“After the war they wrote and published prolifically, supported by Yiddish cultural organizations, even as they meticulously honed their artistic craft. After six years of war, they were free to build Yiddish literature and culture anew, a mission they fully embraced. Yet memories of their colleagues who had been murdered haunted them like ghosts during the postwar period’s rush toward regeneration and renewal.”
Survivors and Exiles Yiddish Culture after the Holocaust by Jan Schwarz is a very valuable work with a lot to teach anyone into post World War Two Jewish history and culture. Schwarz provides a detailed account of the various responses by Eastern European Jewish survivors of the Holocaust as they fashioned new lives for themselves and their families in New York City, Toronto, Buenos Aires and Israel while struggling to preserve their sense of being Ashkenazi Jews, whose heritage language is Yiddish. This is serious academic history, produced over a ten year period.
Schwarz helped me understand a bit more response of Jewish survivors of the Holocaust, trying to come to terms with a great horror, striving to preserve their literary heritage after six million, about one third, of Jews were murdered. Schwarz lets see the responses of writers to Holocaust. He goes into fascinating detail about poetry readings in New York City. I did not know that there was a highly act group of writers in Buenos Aires, widely published in Yiddish locally in a variety of genres.
As time went by, children and grandchildren of the Holocaust survivors were much more interested in propsering in the place where they were born than in learning Yiddish. As original survivors died out by the close of the 20th century, Schwarz shows us the complex ways in which Yiddish literature survived.
He gives detailed accounts of the careers of several writers, the most famous I. B. Singer, Nobel Prize Wiinner in 1978. It was so interesting to learn of the impact of Yiddish heritage on writers like Saul Bellow, Cynthia Ozick, and other very sucessful American authors.
Survivors and Exiles Yiddish Culture After The Holocaust profoundly combines a deep read European culture, an intimate knowledge of Yiddish with a Love for his work.
i will have to ponder this for a long time,
“the Holocaust is the paradigmatic modernist event in Western European history, and this “event is of such a kind as to escape the grasp of any language even to describe it and of any medium—verbal, visual, oral, or gestural—to represent it, much less of any merely historical account adequately to explain it.” The primary concern in artistic representation of the Holocaust is the danger of “aestheticization of this event” to the extent that the actions of the actors—perpetrator, bystander, and victim—are familiarized and fetishized.”
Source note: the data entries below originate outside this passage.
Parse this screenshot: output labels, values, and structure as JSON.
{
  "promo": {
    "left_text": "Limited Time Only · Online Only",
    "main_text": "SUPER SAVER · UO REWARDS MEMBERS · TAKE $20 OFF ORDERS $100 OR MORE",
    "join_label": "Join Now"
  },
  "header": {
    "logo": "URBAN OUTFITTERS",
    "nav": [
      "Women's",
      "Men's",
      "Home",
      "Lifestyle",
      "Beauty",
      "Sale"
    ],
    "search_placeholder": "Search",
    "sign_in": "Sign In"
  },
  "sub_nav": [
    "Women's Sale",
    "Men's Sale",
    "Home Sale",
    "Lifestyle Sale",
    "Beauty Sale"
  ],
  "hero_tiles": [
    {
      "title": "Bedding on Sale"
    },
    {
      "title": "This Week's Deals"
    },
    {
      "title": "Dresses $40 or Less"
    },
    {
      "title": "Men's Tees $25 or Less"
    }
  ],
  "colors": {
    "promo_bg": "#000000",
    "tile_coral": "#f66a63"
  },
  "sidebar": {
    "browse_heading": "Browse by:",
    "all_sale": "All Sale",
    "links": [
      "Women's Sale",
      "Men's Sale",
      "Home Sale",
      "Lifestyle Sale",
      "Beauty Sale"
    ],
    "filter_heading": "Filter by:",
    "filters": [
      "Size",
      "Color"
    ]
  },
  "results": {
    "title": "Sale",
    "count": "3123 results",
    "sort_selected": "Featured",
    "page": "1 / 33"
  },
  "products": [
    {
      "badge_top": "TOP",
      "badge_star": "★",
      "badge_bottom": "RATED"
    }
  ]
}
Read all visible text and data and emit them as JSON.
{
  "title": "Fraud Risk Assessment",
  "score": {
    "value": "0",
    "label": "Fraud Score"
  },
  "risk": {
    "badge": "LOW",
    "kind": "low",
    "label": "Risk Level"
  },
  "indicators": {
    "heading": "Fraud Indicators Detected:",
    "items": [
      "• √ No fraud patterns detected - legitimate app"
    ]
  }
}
Jan Schwarz supplied data
“My research includes publications and conference papers that describe and analyze cultural, literary and linguistic phenomena in the fields of Yiddish literature, Jewish-American literature, Holocaust testimonies, and Jewish life-writing. My main scholarly contribution to the field of Yiddish studies is the monograph Imagining Lives: Autobiographical Fiction of Yiddish Writers (2005). This study examines the modern autobiography in Yiddish as it originated in the second half of the nineteenth century and developed in various transcontinental centers in the twentieth century. The book is the first comprehensive scholarly examination of the Yiddish autobiographical genre.
My current scholarly work, the forthcoming book Survivors and Exiles: Yiddish Culture after 1945 focuses on post-1945 Jewish literature in Yiddish and English including fiction by I.B.Singer and Chaim Grade, poetry by Yankev Glatshteyn, Avrom Sutzkever, and testimonial literature by Leib Rochman and Elie Wiesel.”